## Task item
Set down the entries again word for word, without any of the images.

## Available records

■ ■ ■ ■ ■

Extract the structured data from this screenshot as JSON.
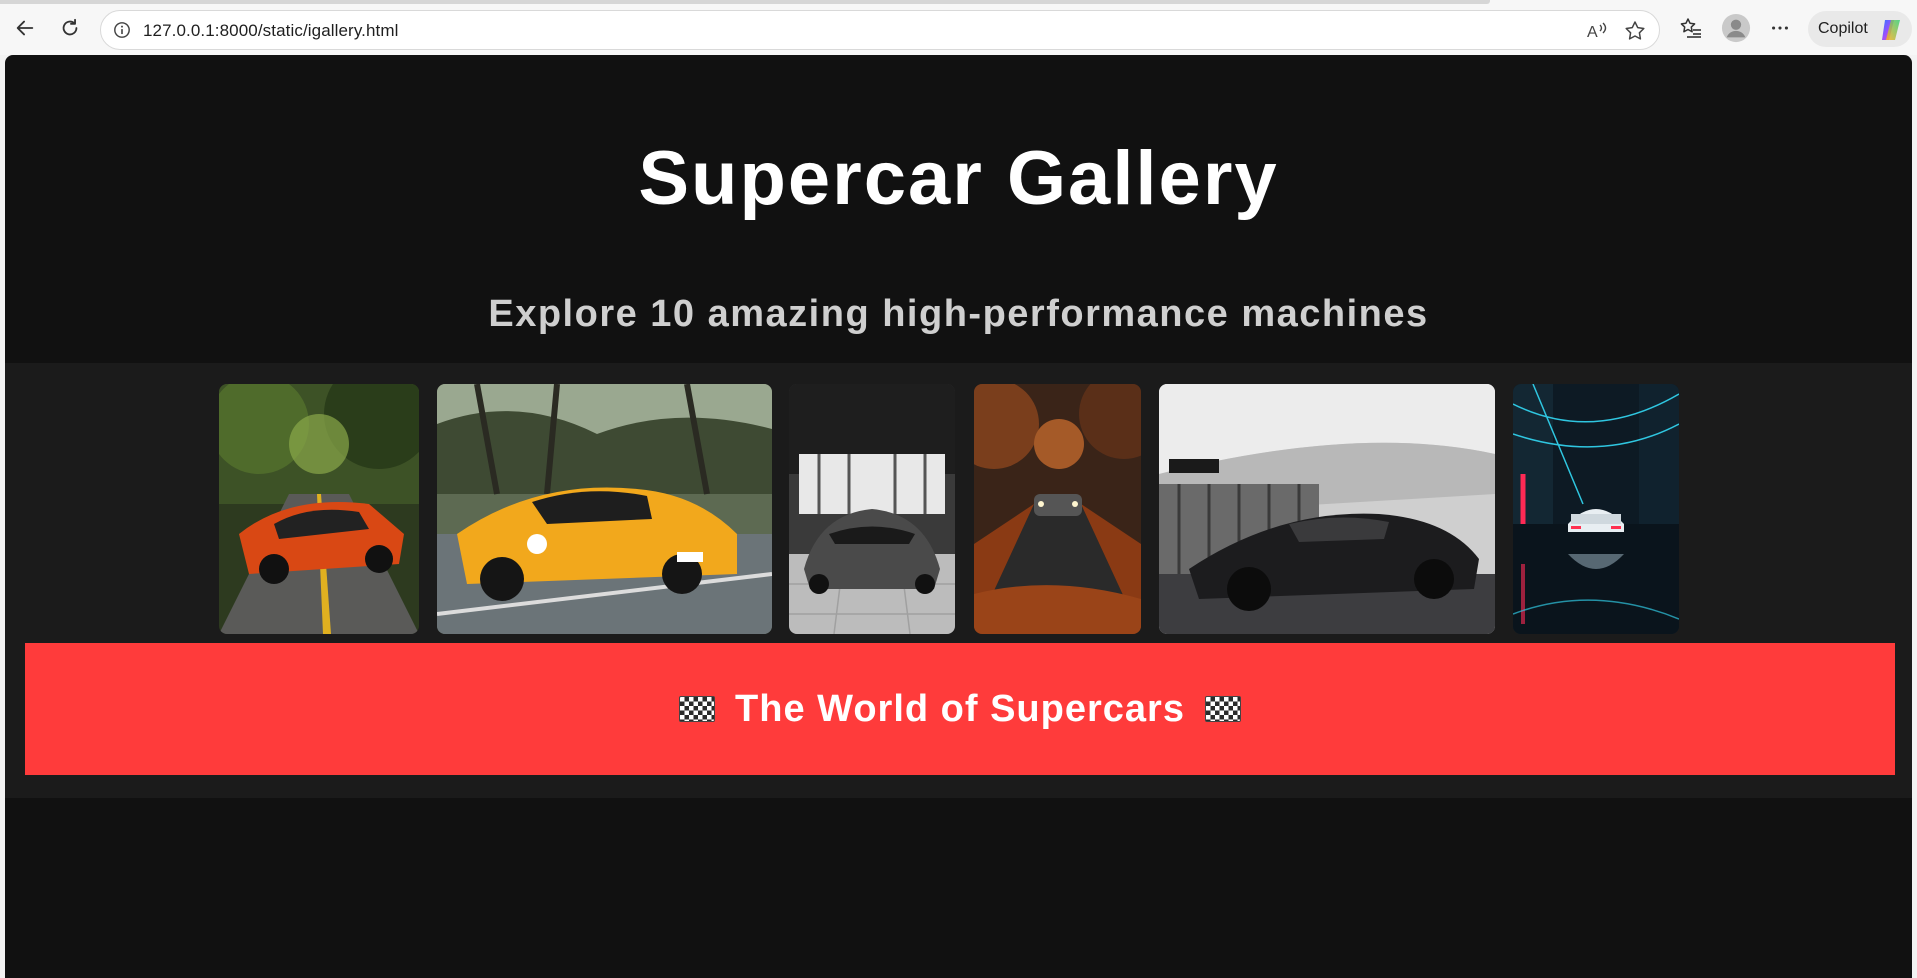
{
  "browser": {
    "url": "127.0.0.1:8000/static/igallery.html",
    "copilot_label": "Copilot",
    "icons": [
      "back-icon",
      "refresh-icon",
      "info-icon",
      "read-aloud-icon",
      "favorite-star-icon",
      "favorites-list-icon",
      "profile-icon",
      "more-icon",
      "copilot-icon"
    ]
  },
  "page": {
    "title": "Supercar Gallery",
    "subtitle": "Explore 10 amazing high-performance machines",
    "banner": {
      "text": "The World of Supercars",
      "color": "#ff3b3b"
    },
    "background": "#111111"
  },
  "gallery": {
    "items": [
      {
        "subject": "orange muscle car on a forest road"
      },
      {
        "subject": "yellow supercar driving on a tree-lined road"
      },
      {
        "subject": "grey supercar in a showroom"
      },
      {
        "subject": "car on an autumn leaf-covered road"
      },
      {
        "subject": "black supercar near a stadium"
      },
      {
        "subject": "white car in a neon-lit alley"
      }
    ]
  }
}
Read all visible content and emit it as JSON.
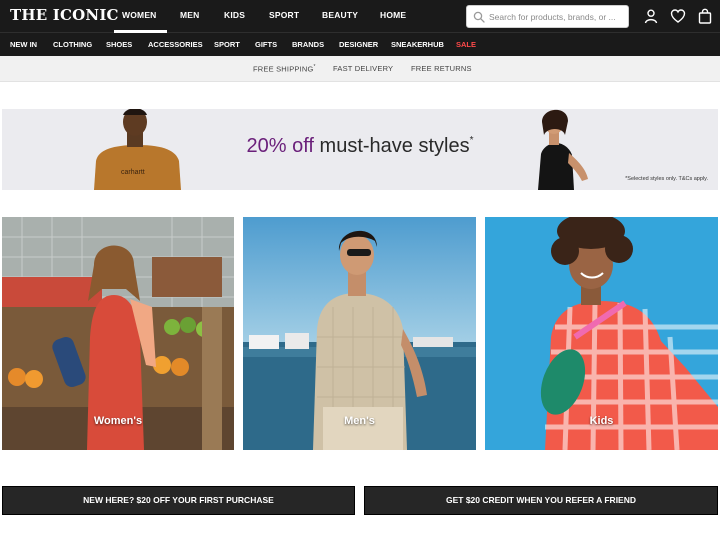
{
  "brand": {
    "name": "THE ICONIC"
  },
  "header": {
    "departments": [
      {
        "label": "WOMEN",
        "active": true
      },
      {
        "label": "MEN",
        "active": false
      },
      {
        "label": "KIDS",
        "active": false
      },
      {
        "label": "SPORT",
        "active": false
      },
      {
        "label": "BEAUTY",
        "active": false
      },
      {
        "label": "HOME",
        "active": false
      }
    ],
    "search": {
      "placeholder": "Search for products, brands, or ...",
      "value": ""
    },
    "icons": [
      "search-icon",
      "account-icon",
      "wishlist-heart-icon",
      "bag-icon"
    ]
  },
  "categories": [
    {
      "label": "NEW IN"
    },
    {
      "label": "CLOTHING"
    },
    {
      "label": "SHOES"
    },
    {
      "label": "ACCESSORIES"
    },
    {
      "label": "SPORT"
    },
    {
      "label": "GIFTS"
    },
    {
      "label": "BRANDS"
    },
    {
      "label": "DESIGNER"
    },
    {
      "label": "SNEAKERHUB"
    },
    {
      "label": "SALE"
    }
  ],
  "promos": [
    "FREE SHIPPING",
    "FAST DELIVERY",
    "FREE RETURNS"
  ],
  "promo_marker": "*",
  "banner": {
    "highlight": "20% off",
    "text": "must-have styles",
    "marker": "*",
    "note": "*Selected styles only. T&Cs apply.",
    "model_left_shirt": "carhartt"
  },
  "tiles": [
    {
      "label": "Women's"
    },
    {
      "label": "Men's"
    },
    {
      "label": "Kids"
    }
  ],
  "cta": [
    {
      "label": "NEW HERE? $20 OFF YOUR FIRST PURCHASE"
    },
    {
      "label": "GET $20 CREDIT WHEN YOU REFER A FRIEND"
    }
  ],
  "colors": {
    "header_bg": "#1a1a1a",
    "sale": "#ff4a4a",
    "banner_highlight": "#6a1f7a",
    "cta_bg": "#262626"
  }
}
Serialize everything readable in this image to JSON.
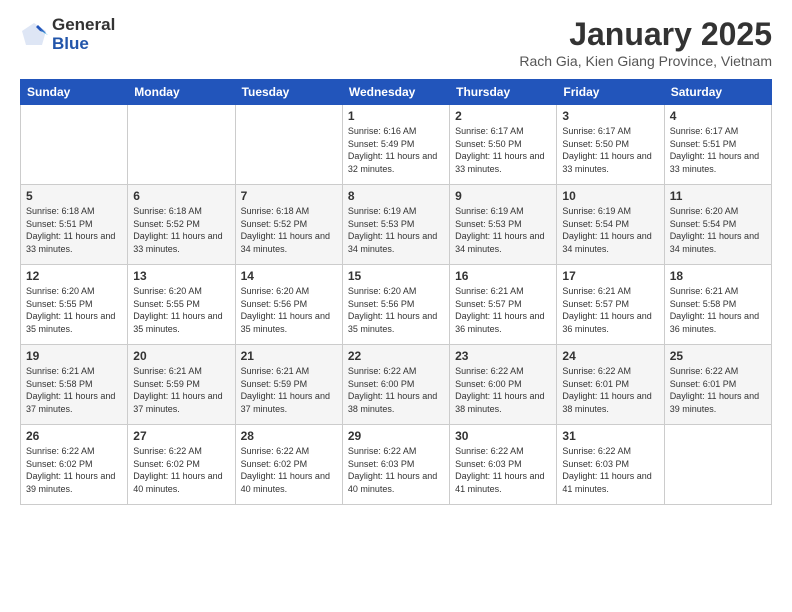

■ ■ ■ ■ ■

## Task answer
Extract the structured data from this screenshot as JSON.
{
  "browser": {
    "url": "127.0.0.1:8000/static/igallery.html",
    "copilot_label": "Copilot",
    "icons": [
      "back-icon",
      "refresh-icon",
      "info-icon",
      "read-aloud-icon",
      "favorite-star-icon",
      "favorites-list-icon",
      "profile-icon",
      "more-icon",
      "copilot-icon"
    ]
  },
  "page": {
    "title": "Supercar Gallery",
    "subtitle": "Explore 10 amazing high-performance machines",
    "banner": {
      "text": "The World of Supercars",
      "color": "#ff3b3b"
    },
    "background": "#111111"
  },
  "gallery": {
    "items": [
      {
        "subject": "orange muscle car on a forest road"
      },
      {
        "subject": "yellow supercar driving on a tree-lined road"
      },
      {
        "subject": "grey supercar in a showroom"
      },
      {
        "subject": "car on an autumn leaf-covered road"
      },
      {
        "subject": "black supercar near a stadium"
      },
      {
        "subject": "white car in a neon-lit alley"
      }
    ]
  }
}
Read all visible content and emit it as JSON.
{
  "brand": {
    "name": "THE ICONIC"
  },
  "header": {
    "departments": [
      {
        "label": "WOMEN",
        "active": true
      },
      {
        "label": "MEN",
        "active": false
      },
      {
        "label": "KIDS",
        "active": false
      },
      {
        "label": "SPORT",
        "active": false
      },
      {
        "label": "BEAUTY",
        "active": false
      },
      {
        "label": "HOME",
        "active": false
      }
    ],
    "search": {
      "placeholder": "Search for products, brands, or ...",
      "value": ""
    },
    "icons": [
      "search-icon",
      "account-icon",
      "wishlist-heart-icon",
      "bag-icon"
    ]
  },
  "categories": [
    {
      "label": "NEW IN"
    },
    {
      "label": "CLOTHING"
    },
    {
      "label": "SHOES"
    },
    {
      "label": "ACCESSORIES"
    },
    {
      "label": "SPORT"
    },
    {
      "label": "GIFTS"
    },
    {
      "label": "BRANDS"
    },
    {
      "label": "DESIGNER"
    },
    {
      "label": "SNEAKERHUB"
    },
    {
      "label": "SALE"
    }
  ],
  "promos": [
    "FREE SHIPPING",
    "FAST DELIVERY",
    "FREE RETURNS"
  ],
  "promo_marker": "*",
  "banner": {
    "highlight": "20% off",
    "text": "must-have styles",
    "marker": "*",
    "note": "*Selected styles only. T&Cs apply.",
    "model_left_shirt": "carhartt"
  },
  "tiles": [
    {
      "label": "Women's"
    },
    {
      "label": "Men's"
    },
    {
      "label": "Kids"
    }
  ],
  "cta": [
    {
      "label": "NEW HERE? $20 OFF YOUR FIRST PURCHASE"
    },
    {
      "label": "GET $20 CREDIT WHEN YOU REFER A FRIEND"
    }
  ],
  "colors": {
    "header_bg": "#1a1a1a",
    "sale": "#ff4a4a",
    "banner_highlight": "#6a1f7a",
    "cta_bg": "#262626"
  }
}
Serialize everything readable in this image to JSON.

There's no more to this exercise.